Items from a data source
╔══

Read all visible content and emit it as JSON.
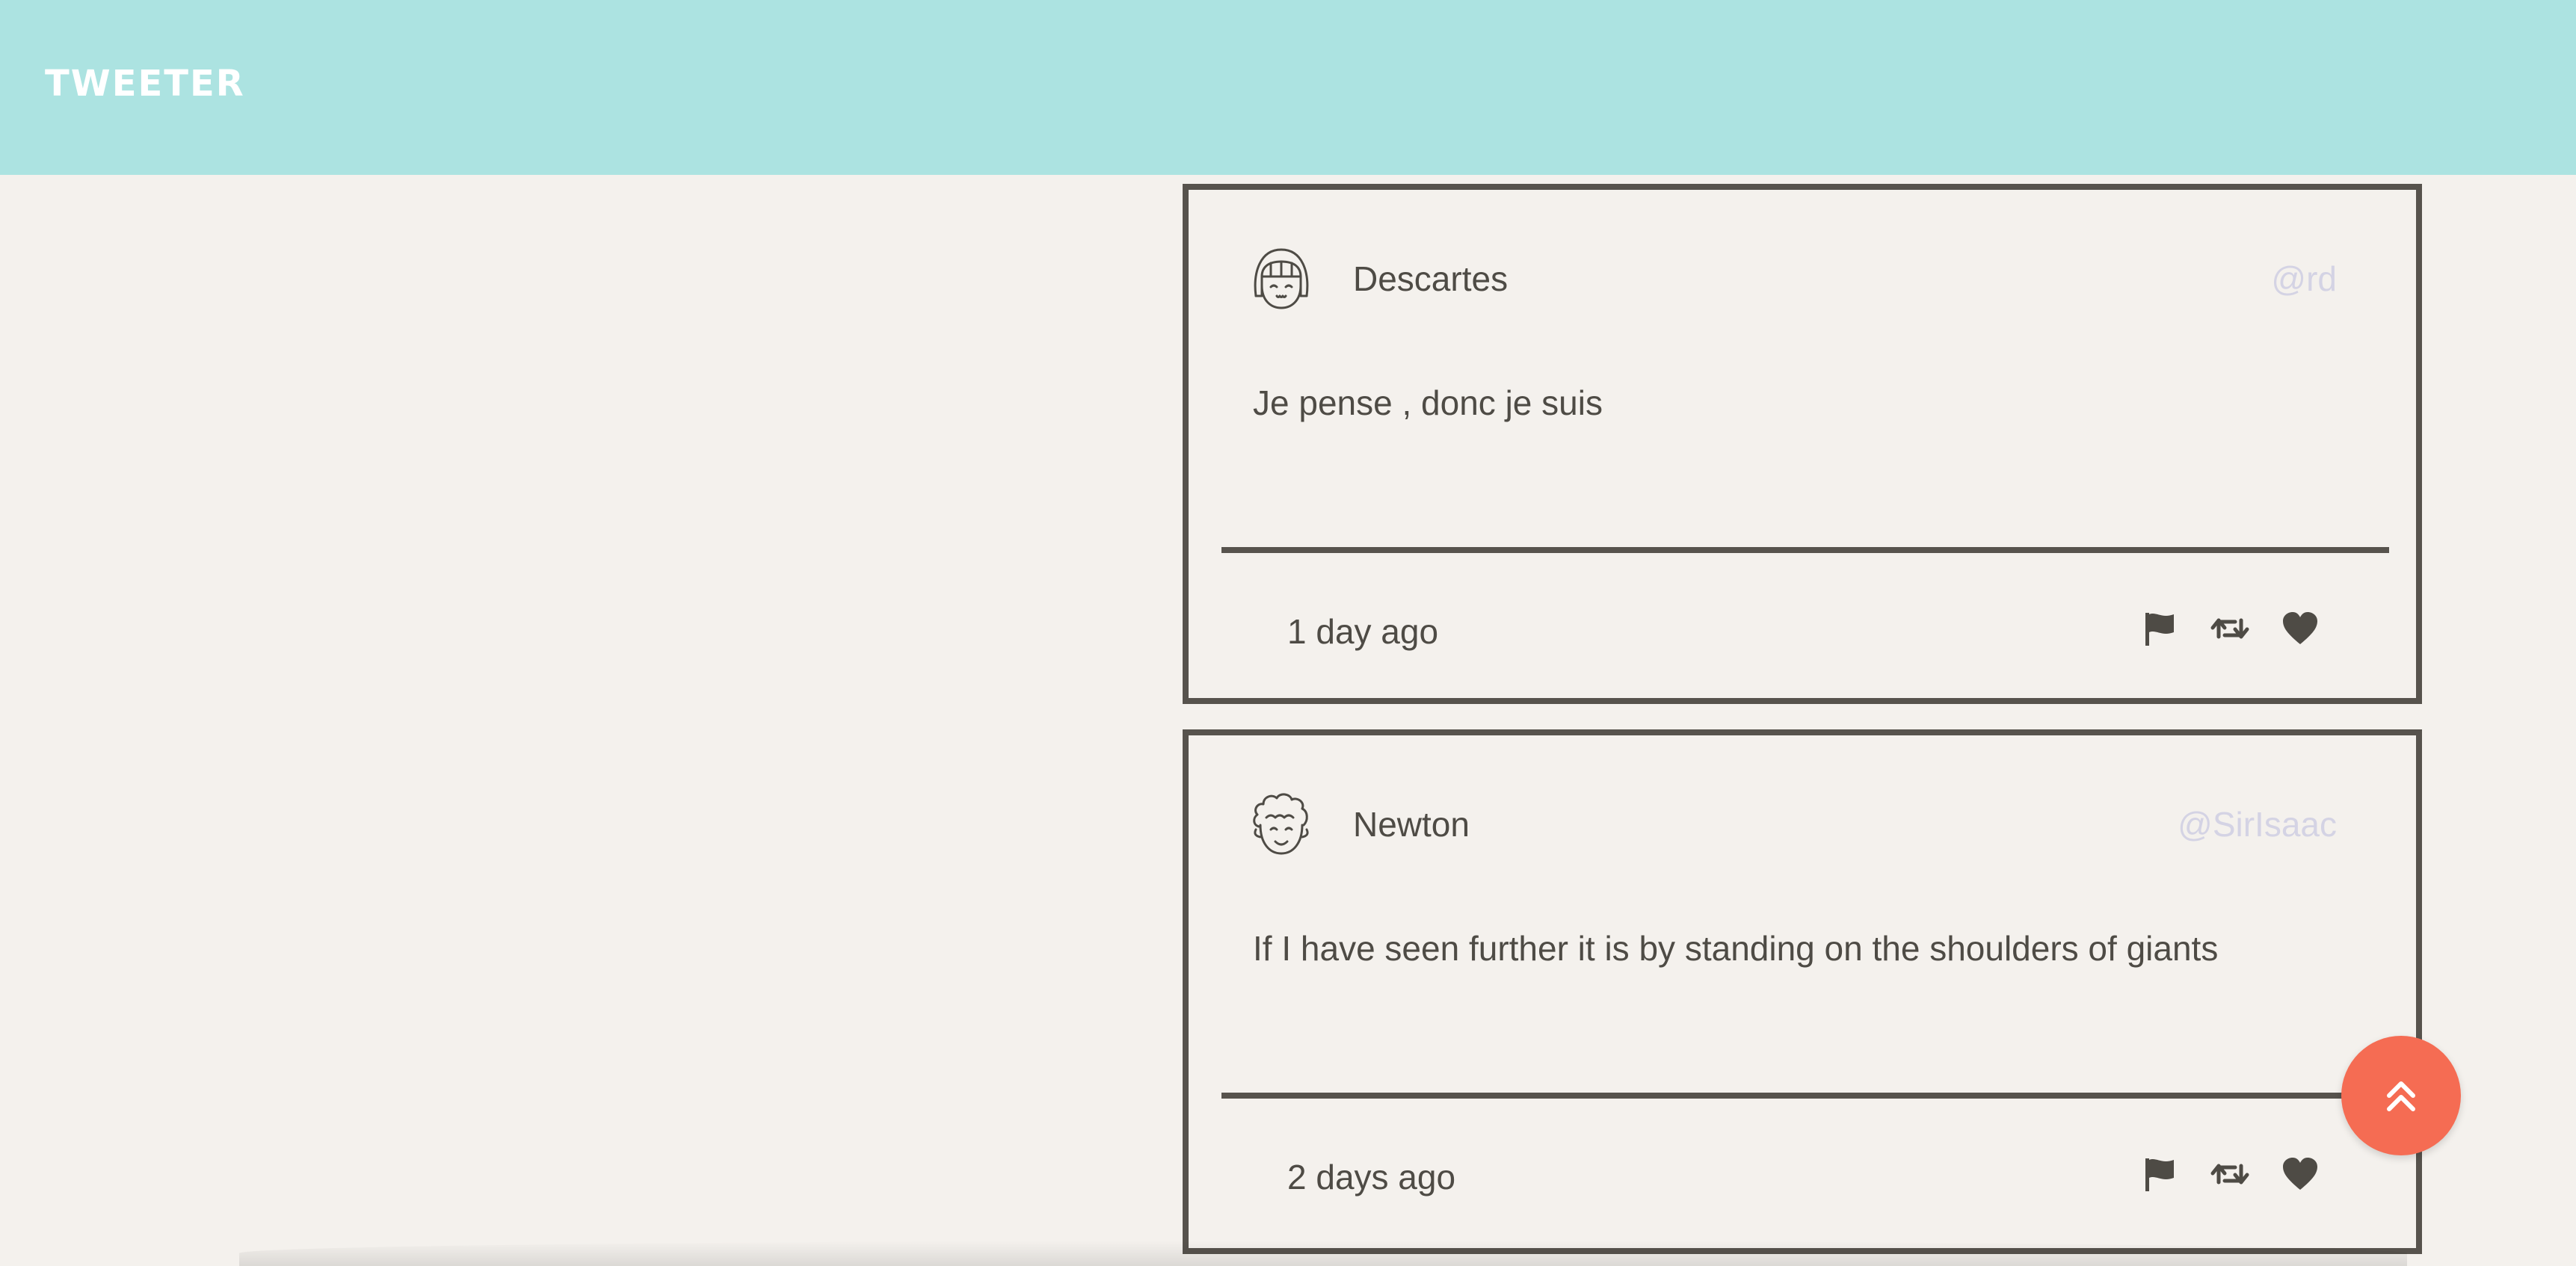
{
  "header": {
    "brand": "TWEETER",
    "background_color": "#ace3e1"
  },
  "tweets": [
    {
      "avatar_icon": "girl-face-avatar-icon",
      "name": "Descartes",
      "handle": "@rd",
      "content": "Je pense , donc je suis",
      "timestamp": "1 day ago",
      "actions": [
        "flag-icon",
        "retweet-icon",
        "heart-icon"
      ]
    },
    {
      "avatar_icon": "curly-hair-face-avatar-icon",
      "name": "Newton",
      "handle": "@SirIsaac",
      "content": "If I have seen further it is by standing on the shoulders of giants",
      "timestamp": "2 days ago",
      "actions": [
        "flag-icon",
        "retweet-icon",
        "heart-icon"
      ]
    }
  ],
  "scroll_top_button": {
    "icon": "double-chevron-up-icon",
    "color": "#f56c53"
  },
  "colors": {
    "page_background": "#f4f1ed",
    "border": "#57534d",
    "handle_text": "#d4d3e4"
  }
}
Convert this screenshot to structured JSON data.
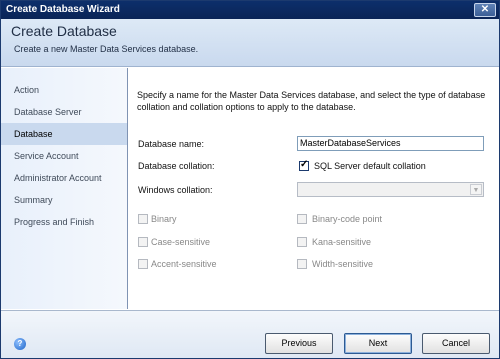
{
  "window": {
    "title": "Create Database Wizard",
    "close_glyph": "✕"
  },
  "header": {
    "title": "Create Database",
    "subtitle": "Create a new Master Data Services database."
  },
  "nav": {
    "items": [
      {
        "label": "Action"
      },
      {
        "label": "Database Server"
      },
      {
        "label": "Database"
      },
      {
        "label": "Service Account"
      },
      {
        "label": "Administrator Account"
      },
      {
        "label": "Summary"
      },
      {
        "label": "Progress and Finish"
      }
    ],
    "active": "Database"
  },
  "content": {
    "intro": "Specify a name for the Master Data Services database, and select the type of database collation and collation options to apply to the database.",
    "database_name_label": "Database name:",
    "database_name_value": "MasterDatabaseServices",
    "database_collation_label": "Database collation:",
    "sql_default_collation_label": "SQL Server default collation",
    "sql_default_collation_checked": true,
    "windows_collation_label": "Windows collation:",
    "windows_collation_value": "",
    "options": {
      "binary": "Binary",
      "binary_code_point": "Binary-code point",
      "case_sensitive": "Case-sensitive",
      "kana_sensitive": "Kana-sensitive",
      "accent_sensitive": "Accent-sensitive",
      "width_sensitive": "Width-sensitive"
    }
  },
  "footer": {
    "help_glyph": "?",
    "previous_label": "Previous",
    "next_label": "Next",
    "cancel_label": "Cancel"
  }
}
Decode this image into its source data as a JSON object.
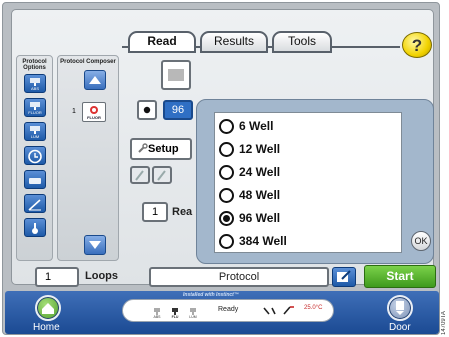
{
  "tabs": [
    {
      "label": "Read",
      "active": true
    },
    {
      "label": "Results",
      "active": false
    },
    {
      "label": "Tools",
      "active": false
    }
  ],
  "help": {
    "label": "?"
  },
  "left_panel": {
    "title": "Protocol Options",
    "items": [
      {
        "label": "ABS",
        "icon": "absorbance-icon"
      },
      {
        "label": "FLUOR",
        "icon": "fluorescence-icon"
      },
      {
        "label": "LUM",
        "icon": "luminescence-icon"
      },
      {
        "label": "",
        "icon": "timer-icon"
      },
      {
        "label": "",
        "icon": "shake-icon"
      },
      {
        "label": "",
        "icon": "kinetic-icon"
      },
      {
        "label": "",
        "icon": "temperature-icon"
      }
    ]
  },
  "composer_panel": {
    "title": "Protocol Composer",
    "step_number": "1",
    "step_label": "FLUOR"
  },
  "read_area": {
    "well_count_value": "96",
    "setup_label": "Setup",
    "reads_value": "1",
    "reads_label": "Rea"
  },
  "well_popup": {
    "options": [
      {
        "label": "6 Well",
        "selected": false
      },
      {
        "label": "12 Well",
        "selected": false
      },
      {
        "label": "24 Well",
        "selected": false
      },
      {
        "label": "48 Well",
        "selected": false
      },
      {
        "label": "96 Well",
        "selected": true
      },
      {
        "label": "384 Well",
        "selected": false
      }
    ],
    "ok_label": "OK"
  },
  "bottom": {
    "loops_value": "1",
    "loops_label": "Loops",
    "protocol_label": "Protocol",
    "start_label": "Start"
  },
  "status_bar": {
    "home_label": "Home",
    "door_label": "Door",
    "installed_text": "Installed with Instinct™",
    "modes": [
      "ABS",
      "FLU",
      "LUM"
    ],
    "status_text": "Ready",
    "temperature": "25.0°C"
  },
  "image_code": "14709TA",
  "colors": {
    "tab_border": "#58606a",
    "start_green": "#3e9a1c",
    "icon_blue": "#1e5aa8",
    "popup_bg": "#a3b7cc",
    "status_blue": "#1b4a93",
    "help_yellow": "#f2d300",
    "temp_red": "#c62828"
  }
}
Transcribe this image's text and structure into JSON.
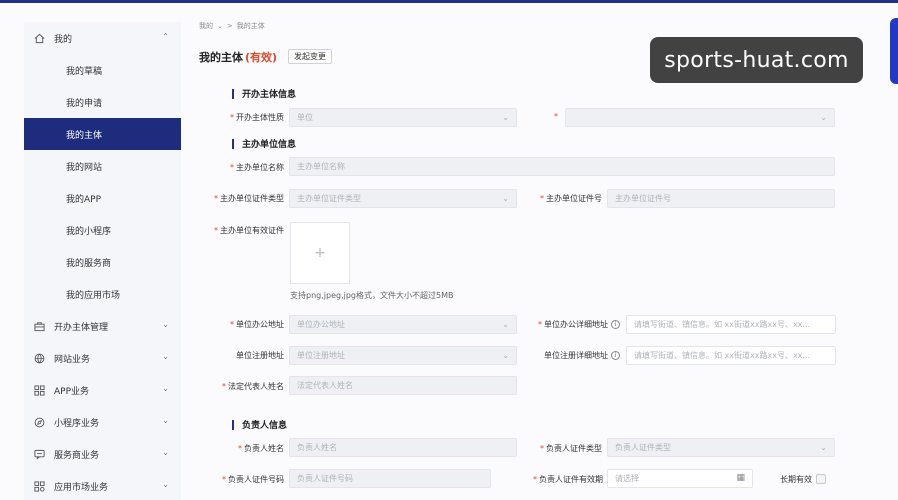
{
  "breadcrumb": {
    "root": "我的",
    "sep": ">",
    "current": "我的主体"
  },
  "page": {
    "title": "我的主体",
    "status": "(有效)",
    "change_button": "发起变更"
  },
  "sidebar": {
    "group_my": "我的",
    "children": [
      "我的草稿",
      "我的申请",
      "我的主体",
      "我的网站",
      "我的APP",
      "我的小程序",
      "我的服务商",
      "我的应用市场"
    ],
    "active_child": "我的主体",
    "groups": [
      "开办主体管理",
      "网站业务",
      "APP业务",
      "小程序业务",
      "服务商业务",
      "应用市场业务"
    ]
  },
  "sections": {
    "open_entity": "开办主体信息",
    "host_unit": "主办单位信息",
    "owner": "负责人信息"
  },
  "form": {
    "entity_nature": {
      "label": "开办主体性质",
      "value": "单位"
    },
    "second_select": {
      "label": "",
      "value": ""
    },
    "unit_name": {
      "label": "主办单位名称",
      "placeholder": "主办单位名称"
    },
    "cert_type": {
      "label": "主办单位证件类型",
      "placeholder": "主办单位证件类型"
    },
    "cert_no": {
      "label": "主办单位证件号",
      "placeholder": "主办单位证件号"
    },
    "valid_cert": {
      "label": "主办单位有效证件",
      "upload_tip": "支持png,jpeg,jpg格式，文件大小不超过5MB"
    },
    "office_addr": {
      "label": "单位办公地址",
      "placeholder": "单位办公地址"
    },
    "office_detail": {
      "label": "单位办公详细地址",
      "placeholder": "请填写街道、镇信息。如 xx街道xx路xx号、xx..."
    },
    "reg_addr": {
      "label": "单位注册地址",
      "placeholder": "单位注册地址"
    },
    "reg_detail": {
      "label": "单位注册详细地址",
      "placeholder": "请填写街道、镇信息。如 xx街道xx路xx号、xx..."
    },
    "legal_rep": {
      "label": "法定代表人姓名",
      "placeholder": "法定代表人姓名"
    },
    "owner_name": {
      "label": "负责人姓名",
      "placeholder": "负责人姓名"
    },
    "owner_cert_type": {
      "label": "负责人证件类型",
      "placeholder": "负责人证件类型"
    },
    "owner_cert_no": {
      "label": "负责人证件号码",
      "placeholder": "负责人证件号码"
    },
    "owner_cert_valid": {
      "label": "负责人证件有效期",
      "placeholder": "请选择"
    },
    "long_term": {
      "label": "长期有效"
    }
  },
  "watermark": "sports-huat.com"
}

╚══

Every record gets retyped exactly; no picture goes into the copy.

**Response:**
Read all visible content and emit it as JSON.
{
  "header": {
    "brand": "TWEETER",
    "background_color": "#ace3e1"
  },
  "tweets": [
    {
      "avatar_icon": "girl-face-avatar-icon",
      "name": "Descartes",
      "handle": "@rd",
      "content": "Je pense , donc je suis",
      "timestamp": "1 day ago",
      "actions": [
        "flag-icon",
        "retweet-icon",
        "heart-icon"
      ]
    },
    {
      "avatar_icon": "curly-hair-face-avatar-icon",
      "name": "Newton",
      "handle": "@SirIsaac",
      "content": "If I have seen further it is by standing on the shoulders of giants",
      "timestamp": "2 days ago",
      "actions": [
        "flag-icon",
        "retweet-icon",
        "heart-icon"
      ]
    }
  ],
  "scroll_top_button": {
    "icon": "double-chevron-up-icon",
    "color": "#f56c53"
  },
  "colors": {
    "page_background": "#f4f1ed",
    "border": "#57534d",
    "handle_text": "#d4d3e4"
  }
}
Convert this screenshot to structured JSON data.
{
  "window": {
    "title": "Create Database Wizard",
    "close_glyph": "✕"
  },
  "header": {
    "title": "Create Database",
    "subtitle": "Create a new Master Data Services database."
  },
  "nav": {
    "items": [
      {
        "label": "Action"
      },
      {
        "label": "Database Server"
      },
      {
        "label": "Database"
      },
      {
        "label": "Service Account"
      },
      {
        "label": "Administrator Account"
      },
      {
        "label": "Summary"
      },
      {
        "label": "Progress and Finish"
      }
    ],
    "active": "Database"
  },
  "content": {
    "intro": "Specify a name for the Master Data Services database, and select the type of database collation and collation options to apply to the database.",
    "database_name_label": "Database name:",
    "database_name_value": "MasterDatabaseServices",
    "database_collation_label": "Database collation:",
    "sql_default_collation_label": "SQL Server default collation",
    "sql_default_collation_checked": true,
    "windows_collation_label": "Windows collation:",
    "windows_collation_value": "",
    "options": {
      "binary": "Binary",
      "binary_code_point": "Binary-code point",
      "case_sensitive": "Case-sensitive",
      "kana_sensitive": "Kana-sensitive",
      "accent_sensitive": "Accent-sensitive",
      "width_sensitive": "Width-sensitive"
    }
  },
  "footer": {
    "help_glyph": "?",
    "previous_label": "Previous",
    "next_label": "Next",
    "cancel_label": "Cancel"
  }
}
Decode this image into its source data as a JSON object.
{
  "tabs": [
    {
      "label": "Read",
      "active": true
    },
    {
      "label": "Results",
      "active": false
    },
    {
      "label": "Tools",
      "active": false
    }
  ],
  "help": {
    "label": "?"
  },
  "left_panel": {
    "title": "Protocol Options",
    "items": [
      {
        "label": "ABS",
        "icon": "absorbance-icon"
      },
      {
        "label": "FLUOR",
        "icon": "fluorescence-icon"
      },
      {
        "label": "LUM",
        "icon": "luminescence-icon"
      },
      {
        "label": "",
        "icon": "timer-icon"
      },
      {
        "label": "",
        "icon": "shake-icon"
      },
      {
        "label": "",
        "icon": "kinetic-icon"
      },
      {
        "label": "",
        "icon": "temperature-icon"
      }
    ]
  },
  "composer_panel": {
    "title": "Protocol Composer",
    "step_number": "1",
    "step_label": "FLUOR"
  },
  "read_area": {
    "well_count_value": "96",
    "setup_label": "Setup",
    "reads_value": "1",
    "reads_label": "Rea"
  },
  "well_popup": {
    "options": [
      {
        "label": "6 Well",
        "selected": false
      },
      {
        "label": "12 Well",
        "selected": false
      },
      {
        "label": "24 Well",
        "selected": false
      },
      {
        "label": "48 Well",
        "selected": false
      },
      {
        "label": "96 Well",
        "selected": true
      },
      {
        "label": "384 Well",
        "selected": false
      }
    ],
    "ok_label": "OK"
  },
  "bottom": {
    "loops_value": "1",
    "loops_label": "Loops",
    "protocol_label": "Protocol",
    "start_label": "Start"
  },
  "status_bar": {
    "home_label": "Home",
    "door_label": "Door",
    "installed_text": "Installed with Instinct™",
    "modes": [
      "ABS",
      "FLU",
      "LUM"
    ],
    "status_text": "Ready",
    "temperature": "25.0°C"
  },
  "image_code": "14709TA",
  "colors": {
    "tab_border": "#58606a",
    "start_green": "#3e9a1c",
    "icon_blue": "#1e5aa8",
    "popup_bg": "#a3b7cc",
    "status_blue": "#1b4a93",
    "help_yellow": "#f2d300",
    "temp_red": "#c62828"
  }
}
Transcribe this image's text and structure into JSON.
{
  "breadcrumb": {
    "root": "我的",
    "sep": ">",
    "current": "我的主体"
  },
  "page": {
    "title": "我的主体",
    "status": "(有效)",
    "change_button": "发起变更"
  },
  "sidebar": {
    "group_my": "我的",
    "children": [
      "我的草稿",
      "我的申请",
      "我的主体",
      "我的网站",
      "我的APP",
      "我的小程序",
      "我的服务商",
      "我的应用市场"
    ],
    "active_child": "我的主体",
    "groups": [
      "开办主体管理",
      "网站业务",
      "APP业务",
      "小程序业务",
      "服务商业务",
      "应用市场业务"
    ]
  },
  "sections": {
    "open_entity": "开办主体信息",
    "host_unit": "主办单位信息",
    "owner": "负责人信息"
  },
  "form": {
    "entity_nature": {
      "label": "开办主体性质",
      "value": "单位"
    },
    "second_select": {
      "label": "",
      "value": ""
    },
    "unit_name": {
      "label": "主办单位名称",
      "placeholder": "主办单位名称"
    },
    "cert_type": {
      "label": "主办单位证件类型",
      "placeholder": "主办单位证件类型"
    },
    "cert_no": {
      "label": "主办单位证件号",
      "placeholder": "主办单位证件号"
    },
    "valid_cert": {
      "label": "主办单位有效证件",
      "upload_tip": "支持png,jpeg,jpg格式，文件大小不超过5MB"
    },
    "office_addr": {
      "label": "单位办公地址",
      "placeholder": "单位办公地址"
    },
    "office_detail": {
      "label": "单位办公详细地址",
      "placeholder": "请填写街道、镇信息。如 xx街道xx路xx号、xx..."
    },
    "reg_addr": {
      "label": "单位注册地址",
      "placeholder": "单位注册地址"
    },
    "reg_detail": {
      "label": "单位注册详细地址",
      "placeholder": "请填写街道、镇信息。如 xx街道xx路xx号、xx..."
    },
    "legal_rep": {
      "label": "法定代表人姓名",
      "placeholder": "法定代表人姓名"
    },
    "owner_name": {
      "label": "负责人姓名",
      "placeholder": "负责人姓名"
    },
    "owner_cert_type": {
      "label": "负责人证件类型",
      "placeholder": "负责人证件类型"
    },
    "owner_cert_no": {
      "label": "负责人证件号码",
      "placeholder": "负责人证件号码"
    },
    "owner_cert_valid": {
      "label": "负责人证件有效期",
      "placeholder": "请选择"
    },
    "long_term": {
      "label": "长期有效"
    }
  },
  "watermark": "sports-huat.com"
}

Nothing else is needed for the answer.